Using Skype or face to face contact is, in part, down to location, time, babysitting costs, work hours, privacy, confidentiality and other day to day reasons. Face to face work, if all those reasons do not present a problem for a couple, is the original tried and tested arena for what is very sensitive work. Skype has been introduced as a way to communicate when some or all of those problems are stopping a couple from seeking help.
Face to face communication of any kind is a social skill which is changing and many people are preferring a less immediate response to difficult emotional issues. Skype is one more way of using technology to work for us in a helpful way.
Over time, since Skype was introduced within the Coupleworks framework, it has been found to have some of its own advantages.
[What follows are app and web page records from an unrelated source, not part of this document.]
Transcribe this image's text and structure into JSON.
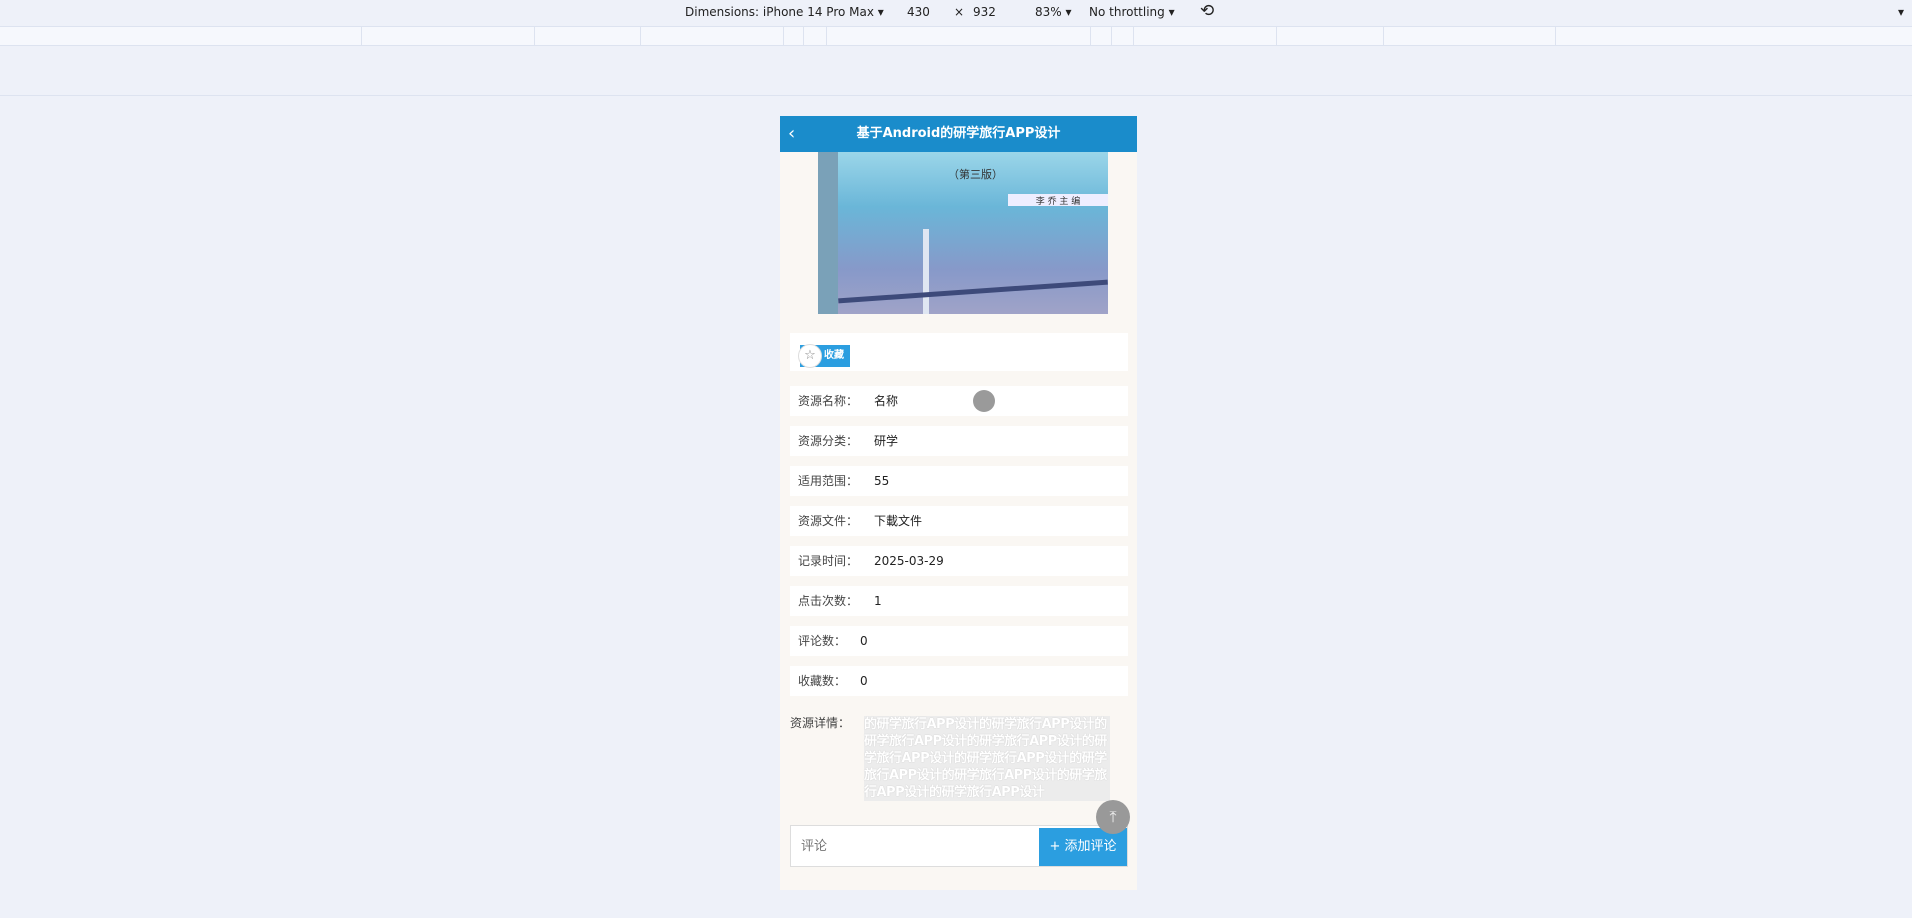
{
  "devtools": {
    "dimensions": "Dimensions: iPhone 14 Pro Max ▾",
    "width": "430",
    "times": "×",
    "height": "932",
    "zoom": "83% ▾",
    "throttling": "No throttling ▾",
    "rotate_icon": "rotate-icon",
    "more": "▾"
  },
  "header": {
    "title": "基于Android的研学旅行APP设计",
    "back": "‹"
  },
  "cover": {
    "edition": "（第三版）",
    "author": "李 乔 主 编"
  },
  "favorite": {
    "label": "收藏",
    "icon": "☆"
  },
  "fields": [
    {
      "label": "资源名称：",
      "value": "名称"
    },
    {
      "label": "资源分类：",
      "value": "研学"
    },
    {
      "label": "适用范围：",
      "value": "55"
    },
    {
      "label": "资源文件：",
      "value": "下載文件"
    },
    {
      "label": "记录时间：",
      "value": "2025-03-29"
    },
    {
      "label": "点击次数：",
      "value": "1"
    },
    {
      "label": "评论数：",
      "value": "0"
    },
    {
      "label": "收藏数：",
      "value": "0"
    }
  ],
  "details": {
    "label": "资源详情：",
    "text": "的研学旅行APP设计的研学旅行APP设计的研学旅行APP设计的研学旅行APP设计的研学旅行APP设计的研学旅行APP设计的研学旅行APP设计的研学旅行APP设计的研学旅行APP设计的研学旅行APP设计"
  },
  "comment": {
    "placeholder": "评论",
    "add_label": "+ 添加评论"
  },
  "back_to_top": "⤒"
}
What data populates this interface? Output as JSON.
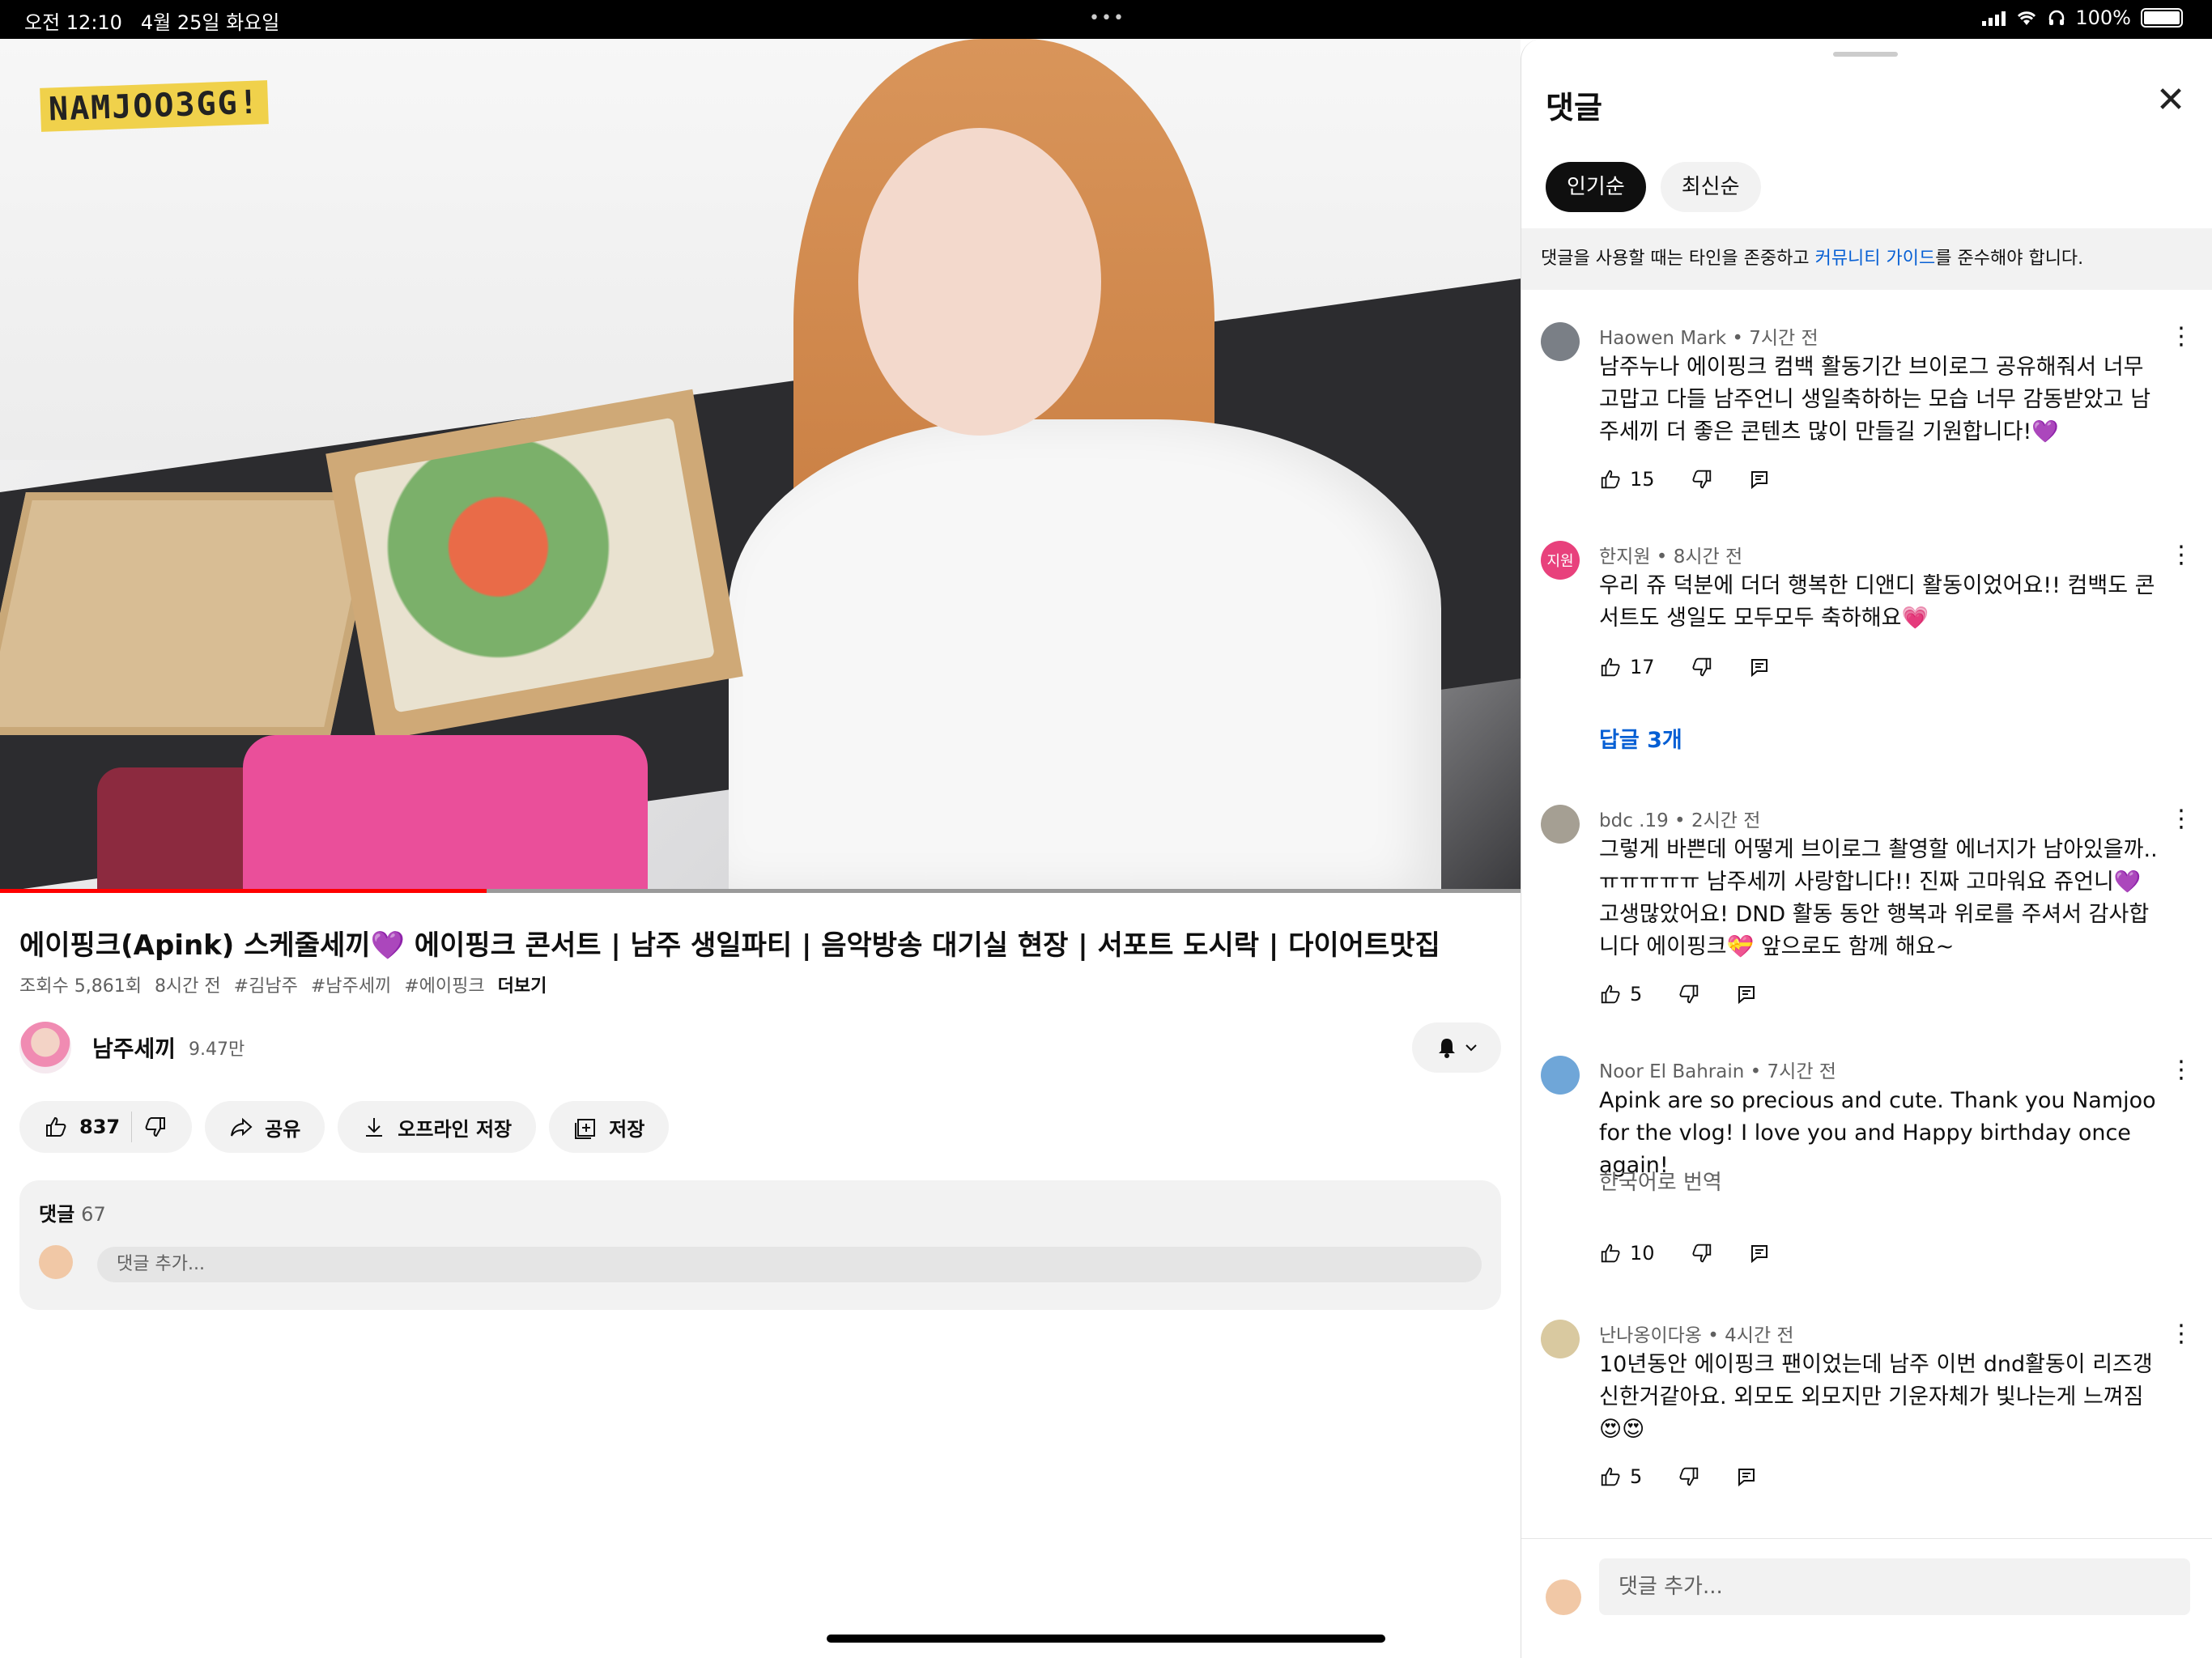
{
  "status": {
    "time": "오전 12:10",
    "date": "4월 25일 화요일",
    "dots": "•••",
    "battery": "100%"
  },
  "video": {
    "channel_logo": "NAMJOO3GG!",
    "progress_fraction": 0.32
  },
  "details": {
    "title": "에이핑크(Apink) 스케줄세끼💜 에이핑크 콘서트 | 남주 생일파티 | 음악방송 대기실 현장 | 서포트 도시락 | 다이어트맛집",
    "views": "조회수 5,861회",
    "age": "8시간 전",
    "tags": [
      "#김남주",
      "#남주세끼",
      "#에이핑크"
    ],
    "more": "더보기",
    "channel_name": "남주세끼",
    "subscribers": "9.47만"
  },
  "actions": {
    "like_count": "837",
    "share": "공유",
    "download": "오프라인 저장",
    "save": "저장"
  },
  "comments_box": {
    "title": "댓글",
    "count": "67",
    "placeholder": "댓글 추가..."
  },
  "panel": {
    "title": "댓글",
    "close": "✕",
    "chips": [
      "인기순",
      "최신순"
    ],
    "guide_prefix": "댓글을 사용할 때는 타인을 존중하고 ",
    "guide_link": "커뮤니티 가이드",
    "guide_suffix": "를 준수해야 합니다.",
    "comments": [
      {
        "author": "Haowen Mark",
        "time": "7시간 전",
        "text": "남주누나 에이핑크 컴백 활동기간 브이로그 공유해줘서 너무 고맙고 다들 남주언니 생일축하하는 모습 너무 감동받았고 남주세끼 더 좋은 콘텐츠 많이 만들길 기원합니다!💜",
        "likes": "15",
        "avatar_color": "#7a7f86",
        "avatar_text": ""
      },
      {
        "author": "한지원",
        "time": "8시간 전",
        "text": "우리 쥬 덕분에 더더 행복한 디앤디 활동이었어요!! 컴백도 콘서트도 생일도 모두모두 축하해요💗",
        "likes": "17",
        "avatar_color": "#e8417c",
        "avatar_text": "지원",
        "replies": "답글 3개"
      },
      {
        "author": "bdc .19",
        "time": "2시간 전",
        "text": "그렇게 바쁜데 어떻게 브이로그 촬영할 에너지가 남아있을까..ㅠㅠㅠㅠㅠ 남주세끼 사랑합니다!! 진짜 고마워요 쥬언니💜 고생많았어요! DND 활동 동안 행복과 위로를 주셔서 감사합니다 에이핑크💝 앞으로도 함께 해요~",
        "likes": "5",
        "avatar_color": "#a59f93",
        "avatar_text": ""
      },
      {
        "author": "Noor El Bahrain",
        "time": "7시간 전",
        "text": "Apink are so precious and cute. Thank you Namjoo for the vlog! I love you and Happy birthday once again!",
        "likes": "10",
        "avatar_color": "#6fa6d8",
        "avatar_text": "",
        "translate": "한국어로 번역"
      },
      {
        "author": "난나옹이다옹",
        "time": "4시간 전",
        "text": "10년동안 에이핑크 팬이었는데 남주 이번 dnd활동이 리즈갱신한거같아요. 외모도 외모지만 기운자체가 빛나는게 느껴짐😍😍",
        "likes": "5",
        "avatar_color": "#d9c9a0",
        "avatar_text": ""
      }
    ],
    "add_placeholder": "댓글 추가..."
  }
}
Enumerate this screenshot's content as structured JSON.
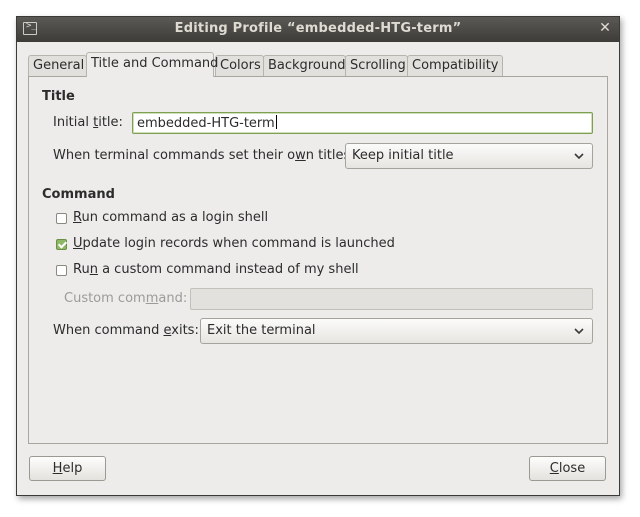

Not least that the pauses during a session when a picture becomes pixilated or the sound starts to echo, rather than causing alarm, produces a breathing space to think and rephrase something said in anger or used as a moment to reflect.
There is really no way to compare the two, but to use both or either if it aids and advances the healing process can only be a good thing.